Work item: What is needed is an exact copy of every entry below, minus the images.

Dataset rows for apps and sites:
+---+
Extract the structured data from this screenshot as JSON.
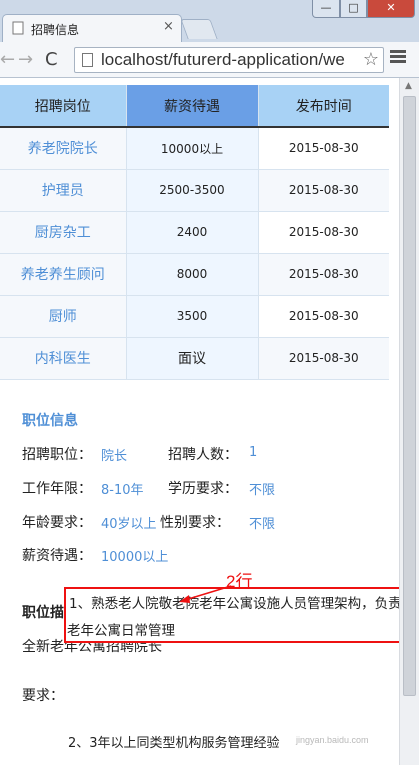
{
  "browser": {
    "tab_title": "招聘信息",
    "tab_close": "×",
    "url": "localhost/futurerd-application/we",
    "window_controls": {
      "minimize": "—",
      "maximize": "□",
      "close": "✕"
    },
    "nav": {
      "back": "←",
      "forward": "→",
      "reload": "C"
    },
    "star": "☆"
  },
  "table": {
    "headers": [
      "招聘岗位",
      "薪资待遇",
      "发布时间"
    ],
    "active_header_index": 1,
    "rows": [
      {
        "position": "养老院院长",
        "salary": "10000以上",
        "date": "2015-08-30"
      },
      {
        "position": "护理员",
        "salary": "2500-3500",
        "date": "2015-08-30"
      },
      {
        "position": "厨房杂工",
        "salary": "2400",
        "date": "2015-08-30"
      },
      {
        "position": "养老养生顾问",
        "salary": "8000",
        "date": "2015-08-30"
      },
      {
        "position": "厨师",
        "salary": "3500",
        "date": "2015-08-30"
      },
      {
        "position": "内科医生",
        "salary": "面议",
        "date": "2015-08-30"
      }
    ]
  },
  "job_info": {
    "title": "职位信息",
    "position_label": "招聘职位：",
    "position_value": "院长",
    "headcount_label": "招聘人数：",
    "headcount_value": "1",
    "experience_label": "工作年限：",
    "experience_value": "8-10年",
    "education_label": "学历要求：",
    "education_value": "不限",
    "age_label": "年龄要求：",
    "age_value": "40岁以上",
    "gender_label": "性别要求：",
    "gender_value": "不限",
    "salary_label": "薪资待遇：",
    "salary_value": "10000以上"
  },
  "job_desc": {
    "title": "职位描述",
    "intro": "全新老年公寓招聘院长",
    "requirements_label": "要求：",
    "req_line1": "1、熟悉老人院敬老院老年公寓设施人员管理架构，负责",
    "req_line2": "老年公寓日常管理",
    "req_line3": "2、3年以上同类型机构服务管理经验"
  },
  "annotation": {
    "text": "2行",
    "color": "#e11111"
  },
  "watermark": "jingyan.baidu.com",
  "colors": {
    "accent_blue": "#4f8fd6",
    "header_blue": "#a8d2f5",
    "header_active": "#6a9fe6"
  }
}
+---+
Answer to this problem:
Extract the structured data from this screenshot as JSON.
{
  "browser": {
    "tab_title": "招聘信息",
    "tab_close": "×",
    "url": "localhost/futurerd-application/we",
    "window_controls": {
      "minimize": "—",
      "maximize": "□",
      "close": "✕"
    },
    "nav": {
      "back": "←",
      "forward": "→",
      "reload": "C"
    },
    "star": "☆"
  },
  "table": {
    "headers": [
      "招聘岗位",
      "薪资待遇",
      "发布时间"
    ],
    "active_header_index": 1,
    "rows": [
      {
        "position": "养老院院长",
        "salary": "10000以上",
        "date": "2015-08-30"
      },
      {
        "position": "护理员",
        "salary": "2500-3500",
        "date": "2015-08-30"
      },
      {
        "position": "厨房杂工",
        "salary": "2400",
        "date": "2015-08-30"
      },
      {
        "position": "养老养生顾问",
        "salary": "8000",
        "date": "2015-08-30"
      },
      {
        "position": "厨师",
        "salary": "3500",
        "date": "2015-08-30"
      },
      {
        "position": "内科医生",
        "salary": "面议",
        "date": "2015-08-30"
      }
    ]
  },
  "job_info": {
    "title": "职位信息",
    "position_label": "招聘职位：",
    "position_value": "院长",
    "headcount_label": "招聘人数：",
    "headcount_value": "1",
    "experience_label": "工作年限：",
    "experience_value": "8-10年",
    "education_label": "学历要求：",
    "education_value": "不限",
    "age_label": "年龄要求：",
    "age_value": "40岁以上",
    "gender_label": "性别要求：",
    "gender_value": "不限",
    "salary_label": "薪资待遇：",
    "salary_value": "10000以上"
  },
  "job_desc": {
    "title": "职位描述",
    "intro": "全新老年公寓招聘院长",
    "requirements_label": "要求：",
    "req_line1": "1、熟悉老人院敬老院老年公寓设施人员管理架构，负责",
    "req_line2": "老年公寓日常管理",
    "req_line3": "2、3年以上同类型机构服务管理经验"
  },
  "annotation": {
    "text": "2行",
    "color": "#e11111"
  },
  "watermark": "jingyan.baidu.com",
  "colors": {
    "accent_blue": "#4f8fd6",
    "header_blue": "#a8d2f5",
    "header_active": "#6a9fe6"
  }
}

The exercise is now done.